We have spoken of the side effects of breast cancer treatment many times before, but bone loss is a common problem even for those who don't have cancer. Breast cancer survivors are at elevated risk due to the use of aromatase inhibitors (AI) after treatment. They can lose bone mineral at a rate of 5-21 percent over the first two years of chemotherapy.1 A recent article in the American Journal of Nurse Practitioners discusses the risk factors, assessment, and practical prevention recommendations particularly focused on cancer survivors.
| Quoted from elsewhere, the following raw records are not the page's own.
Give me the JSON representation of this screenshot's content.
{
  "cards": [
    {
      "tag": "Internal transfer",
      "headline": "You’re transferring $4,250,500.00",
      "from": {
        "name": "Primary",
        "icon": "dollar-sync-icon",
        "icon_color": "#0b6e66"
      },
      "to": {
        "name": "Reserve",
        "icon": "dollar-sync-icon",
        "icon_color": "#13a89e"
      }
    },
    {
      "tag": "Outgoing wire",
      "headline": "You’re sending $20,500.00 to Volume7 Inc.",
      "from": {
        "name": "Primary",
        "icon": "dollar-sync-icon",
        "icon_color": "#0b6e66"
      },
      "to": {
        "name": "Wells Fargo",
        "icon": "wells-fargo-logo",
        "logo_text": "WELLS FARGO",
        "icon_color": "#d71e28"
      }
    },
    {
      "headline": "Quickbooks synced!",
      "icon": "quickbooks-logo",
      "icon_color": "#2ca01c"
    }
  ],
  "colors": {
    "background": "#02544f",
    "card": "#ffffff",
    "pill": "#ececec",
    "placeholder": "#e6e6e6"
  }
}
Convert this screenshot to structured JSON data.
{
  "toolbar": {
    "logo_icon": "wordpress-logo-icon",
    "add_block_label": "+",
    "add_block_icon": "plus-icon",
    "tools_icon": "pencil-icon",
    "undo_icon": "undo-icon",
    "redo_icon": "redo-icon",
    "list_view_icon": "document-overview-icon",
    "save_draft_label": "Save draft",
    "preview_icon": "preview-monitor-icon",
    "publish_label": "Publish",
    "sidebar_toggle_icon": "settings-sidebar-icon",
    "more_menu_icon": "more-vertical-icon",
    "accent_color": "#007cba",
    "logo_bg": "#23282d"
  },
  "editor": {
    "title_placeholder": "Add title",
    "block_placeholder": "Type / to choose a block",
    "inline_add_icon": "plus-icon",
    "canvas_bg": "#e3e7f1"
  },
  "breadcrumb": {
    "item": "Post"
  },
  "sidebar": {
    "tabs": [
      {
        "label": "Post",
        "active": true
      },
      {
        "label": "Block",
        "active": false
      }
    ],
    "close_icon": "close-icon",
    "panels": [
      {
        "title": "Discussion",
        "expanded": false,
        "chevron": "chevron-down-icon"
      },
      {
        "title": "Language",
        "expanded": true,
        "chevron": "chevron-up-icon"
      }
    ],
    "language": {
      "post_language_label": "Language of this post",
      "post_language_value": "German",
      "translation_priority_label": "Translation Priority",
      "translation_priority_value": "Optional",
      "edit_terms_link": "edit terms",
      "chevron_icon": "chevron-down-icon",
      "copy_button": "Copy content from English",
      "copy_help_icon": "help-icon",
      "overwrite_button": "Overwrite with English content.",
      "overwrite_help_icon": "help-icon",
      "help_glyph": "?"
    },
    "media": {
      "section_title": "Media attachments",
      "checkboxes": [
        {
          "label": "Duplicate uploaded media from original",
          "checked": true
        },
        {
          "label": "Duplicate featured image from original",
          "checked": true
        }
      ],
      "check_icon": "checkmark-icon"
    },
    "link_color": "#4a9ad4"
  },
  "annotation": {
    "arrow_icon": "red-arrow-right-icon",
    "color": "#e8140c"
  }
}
Selecting a specific adjuvant endocrine therapy depends on many factors, such as tumor receptibility, risk/benefit profile, and survival outcomes. Clinical trials have noted substantial bone loss over a course of treatment that lasts five or more years. Fracture rates are three times as high with AI or Tamoxifen use. The benefits of this therapy may outweigh this risk, but cancer patients must be monitored more closely, especially during the survivorship years. Here is a simple assessment of DEXA T-scores.
WHO T-Score Definition4
|-1.0 or higher
|-1.0 to -2.5
|-2.5 or lower
As oncology nurses, one of our major strengths is in patient education. Patients should be managed with sequential bone density examinations, daily calcium and vitamin D supplementation, and weight-bearing/aerobic exercise as tolerated. Encouragement from us and consulting with a physical therapist before the start of any exercise program will help with compliance and avoid unnecessary injuries.
Other risk factors in postmenopausal breast cancer survivors that warrant bone mineral density testing include:
- Induced menopause by surgery, chemotherapy, or prolonged ovarian suppression
- Age over 50
- A fragility fracture after menopause onset or known secondary cause of bone loss
- Rheumatoid arthritis
- Alcohol consumption of two or more units/day
- Endocrine therapy with an AI
When planning for survivorship, a multidisciplinary approach is best to address the persistent late effects many of our patients may face. A proactive approach on the part of the patient and awareness of the team can go a long way toward preventing serious long-term consequences.
Does your cancer center provide a specific followup clinic for survivors, or does someone from the cancer team take control of long-term followup recommendations? We are exploring these now ourselves.
- Knobf, MT, Visinski, S. Managing bone health in breast cancer survivors. The American Journal for Nurse Practitioners 2012; 16(7/8):6-11.
- Neuner JM, Yen TW, et al. Fracture risk and adjuvant hormonal therapy among a population based cohort of older female breast cancer patients Osteoporos Int. 2011; 22:2847-2855.
- Burstein, HJ, Prestrud AA, et al. American Society of Clinical Oncology Clinical Practice Guidelines: update on adjuvant endocrine therapy for women with hormone receptor-positive breast cancer. J Clin Oncol. 2010;28(3): 3784-3796.
- North American Menopause Society: Management of Osteoporosis in post menopausal women: 2010 position statement of the North American Menopause Society. Menopause. 2010;17(1):25-54.